===== Information given
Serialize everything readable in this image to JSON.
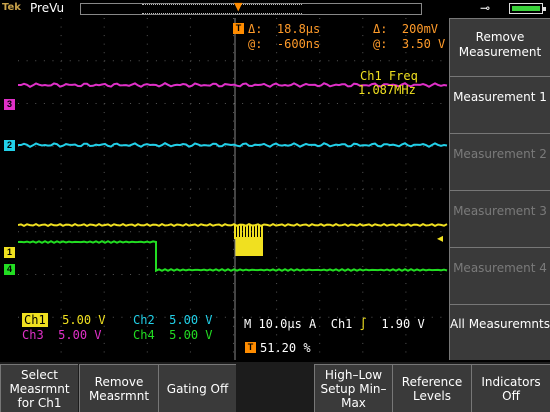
{
  "top": {
    "brand": "Tek",
    "status": "PreVu",
    "plug_icon": "power-plug-icon",
    "battery_icon": "battery-icon"
  },
  "cursor": {
    "delta_t_label": "Δ:",
    "delta_t": "18.8μs",
    "delta_v_label": "Δ:",
    "delta_v": "200mV",
    "at_t_label": "@:",
    "at_t": "-600ns",
    "at_v_label": "@:",
    "at_v": "3.50 V"
  },
  "measurement": {
    "label": "Ch1 Freq",
    "value": "1.087MHz"
  },
  "markers": {
    "ch1": "1",
    "ch2": "2",
    "ch3": "3",
    "ch4": "4",
    "trigger": "T"
  },
  "readouts": {
    "ch1_label": "Ch1",
    "ch1_value": "5.00 V",
    "ch2_label": "Ch2",
    "ch2_value": "5.00 V",
    "ch3_label": "Ch3",
    "ch3_value": "5.00 V",
    "ch4_label": "Ch4",
    "ch4_value": "5.00 V",
    "timebase": "M 10.0μs",
    "acq": "A",
    "trig_source": "Ch1",
    "trig_level": "1.90 V",
    "trig_position": "51.20 %"
  },
  "side_menu": [
    {
      "label": "Remove Measurement",
      "enabled": true
    },
    {
      "label": "Measurement 1",
      "enabled": true
    },
    {
      "label": "Measurement 2",
      "enabled": false
    },
    {
      "label": "Measurement 3",
      "enabled": false
    },
    {
      "label": "Measurement 4",
      "enabled": false
    },
    {
      "label": "All Measuremnts",
      "enabled": true
    }
  ],
  "bottom_menu": [
    {
      "label": "Select Measrmnt for Ch1"
    },
    {
      "label": "Remove Measrmnt"
    },
    {
      "label": "Gating Off"
    },
    {
      "label": "High–Low Setup Min–Max"
    },
    {
      "label": "Reference Levels"
    },
    {
      "label": "Indicators Off"
    }
  ],
  "colors": {
    "ch1": "#f0e020",
    "ch2": "#22d0e8",
    "ch3": "#e030c8",
    "ch4": "#22dd22",
    "trigger": "#ff8c00",
    "cursor_text": "#ff9b2a"
  }
}
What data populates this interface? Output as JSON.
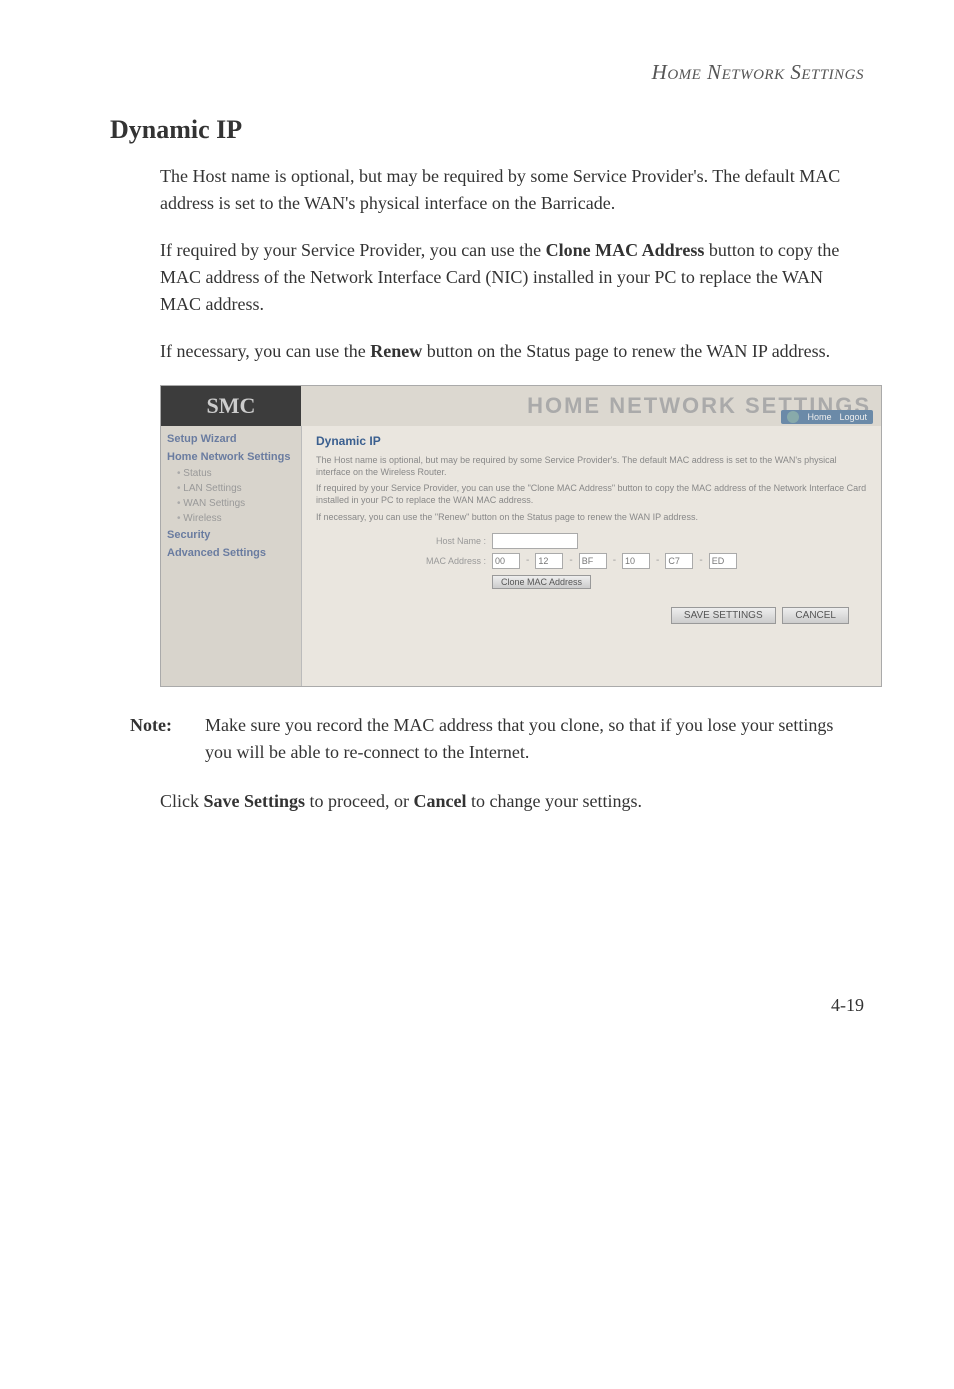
{
  "header": {
    "section_label": "Home Network Settings"
  },
  "heading": "Dynamic IP",
  "para1": "The Host name is optional, but may be required by some Service Provider's. The default MAC address is set to the WAN's physical interface on the Barricade.",
  "para2_pre": "If required by your Service Provider, you can use the ",
  "para2_bold": "Clone MAC Address",
  "para2_post": " button to copy the MAC address of the Network Interface Card (NIC) installed in your PC to replace the WAN MAC address.",
  "para3_pre": "If necessary, you can use the ",
  "para3_bold": "Renew",
  "para3_post": " button on the Status page to renew the WAN IP address.",
  "screenshot": {
    "logo": "SMC",
    "title": "HOME NETWORK SETTINGS",
    "toplinks": {
      "home": "Home",
      "logout": "Logout"
    },
    "sidebar": {
      "setup_wizard": "Setup Wizard",
      "home_network_settings": "Home Network Settings",
      "status": "Status",
      "lan_settings": "LAN Settings",
      "wan_settings": "WAN Settings",
      "wireless": "Wireless",
      "security": "Security",
      "advanced_settings": "Advanced Settings"
    },
    "content": {
      "title": "Dynamic IP",
      "desc1": "The Host name is optional, but may be required by some Service Provider's. The default MAC address is set to the WAN's physical interface on the Wireless Router.",
      "desc2": "If required by your Service Provider, you can use the \"Clone MAC Address\" button to copy the MAC address of the Network Interface Card installed in your PC to replace the WAN MAC address.",
      "desc3": "If necessary, you can use the \"Renew\" button on the Status page to renew the WAN IP address.",
      "host_name_label": "Host Name :",
      "host_name_value": "",
      "mac_label": "MAC Address :",
      "mac": {
        "m1": "00",
        "m2": "12",
        "m3": "BF",
        "m4": "10",
        "m5": "C7",
        "m6": "ED"
      },
      "sep": "-",
      "clone_btn": "Clone MAC Address",
      "save_btn": "SAVE SETTINGS",
      "cancel_btn": "CANCEL"
    }
  },
  "note": {
    "label": "Note:",
    "text": "Make sure you record the MAC address that you clone, so that if you lose your settings you will be able to re-connect to the Internet."
  },
  "final_para_pre": "Click ",
  "final_para_b1": "Save Settings",
  "final_para_mid": " to proceed, or ",
  "final_para_b2": "Cancel",
  "final_para_post": " to change your settings.",
  "page_number": "4-19"
}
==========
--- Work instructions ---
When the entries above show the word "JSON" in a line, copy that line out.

--- Final answer ---
Serialize everything readable in this image to JSON.
What data populates this interface? Output as JSON.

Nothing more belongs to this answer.